This approach allowed her to open us and express herself. Catie talked about the stresses of school. She wished she could play more, work less, have more time to run around outside. She didn’t want to do MORE work when she got home.
Step 2: Show Empathy
Rather than try to talk Catie out of her feelings (do you ever do that?) with “Oh it’s not so bad…you’re lucky, some kids don’t get to go to school,” etc., I validated and related.
“It’s true, Catie, playing all the time sounds like fun.”
Step 3: Share Your Feelings and Perceptions
“Sometimes I wish I could play all day too,” said I.
“Sure…I don’t really like to do laundry…sometimes I don’t want to make dinner. But I have to. Otherwise we’d have no clean clothes. And we’d be pretty hungry too.”
Catie giggled, nodding her cute little head.
I explained that going to school is kind of like laundry and cooking…we have to do them.
Step 4: Brainstorming
I asked, “How do you think we could make it easier for you to get your homework done…and give you a little more time for playing?”
We went on to talk about giving Catie a little more down time, organizing her clothes for the week ahead. I even suggesting getting her up earlier in the morning so she had time to play after she dressed and ate breakfast.
Step 5: Implement a Plan
It was helpful for my husband to get involved because he was less emotionally connected to the frustrations Catie and I were having. Plus, he is an early riser, so he was better suited to handle the earlier mornings. One morning at about 7:00 am, I heard this wild clomp reverberating through our quiet neighborhood.
What the heck? I found Chris and Catie by the garage putting something away.
“What are you doing? Did you hear that noise?”
At first they looked puzzled.

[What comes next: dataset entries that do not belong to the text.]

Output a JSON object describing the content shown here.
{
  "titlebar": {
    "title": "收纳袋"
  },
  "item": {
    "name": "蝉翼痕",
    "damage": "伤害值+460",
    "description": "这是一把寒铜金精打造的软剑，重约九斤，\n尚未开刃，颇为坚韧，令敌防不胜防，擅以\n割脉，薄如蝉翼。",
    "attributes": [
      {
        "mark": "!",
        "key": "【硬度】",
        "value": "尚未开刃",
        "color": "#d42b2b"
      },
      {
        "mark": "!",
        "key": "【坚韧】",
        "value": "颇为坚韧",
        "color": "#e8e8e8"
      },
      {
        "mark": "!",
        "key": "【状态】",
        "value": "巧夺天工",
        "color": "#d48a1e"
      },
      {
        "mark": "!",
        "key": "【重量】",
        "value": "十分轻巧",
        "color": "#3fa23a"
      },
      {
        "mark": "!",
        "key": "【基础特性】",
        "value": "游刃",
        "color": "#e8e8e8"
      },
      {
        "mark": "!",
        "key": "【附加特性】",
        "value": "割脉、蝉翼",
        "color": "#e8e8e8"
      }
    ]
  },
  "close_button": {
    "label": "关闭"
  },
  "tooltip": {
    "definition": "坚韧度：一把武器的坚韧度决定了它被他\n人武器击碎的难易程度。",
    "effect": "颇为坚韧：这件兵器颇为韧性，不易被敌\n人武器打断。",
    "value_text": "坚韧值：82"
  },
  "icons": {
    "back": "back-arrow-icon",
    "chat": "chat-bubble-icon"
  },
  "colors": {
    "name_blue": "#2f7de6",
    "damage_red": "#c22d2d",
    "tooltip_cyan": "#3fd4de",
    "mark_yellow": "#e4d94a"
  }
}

”Oh...I told Catie she could go up and down the block in her Moon Shoes since she was dressed and finished her breakfast.”
Oh my, we laughed hysterically…and decided maybe in the future she should wait till at least 8:00 am when the neighbors were awake.
Anyway…the bottom line is, we figured out a way to Connect with Catie before we Corrected her. I applied in raising my four kids…and in all my relationships.
Connect Before You Correct can be a powerful marriage communication tool too. I’ll share how in an upcoming post. Until then, try Connecting with your kids before you Correct them. And let me know how it goes…
Elise Daly Parker has been married for 28 years and is mom to four mostly grown girls. She is a writer, editor, writing coach, and blogger. She believes we all have stories that matter--big life bios and small meaningful moments. Elise believes our stories are a reflection of God’s glory and are meant to be shared. They have the power to inform, reform, and transform. She loves God, family, friends...and really likes travel!
photo credit: iStock- OJO_Images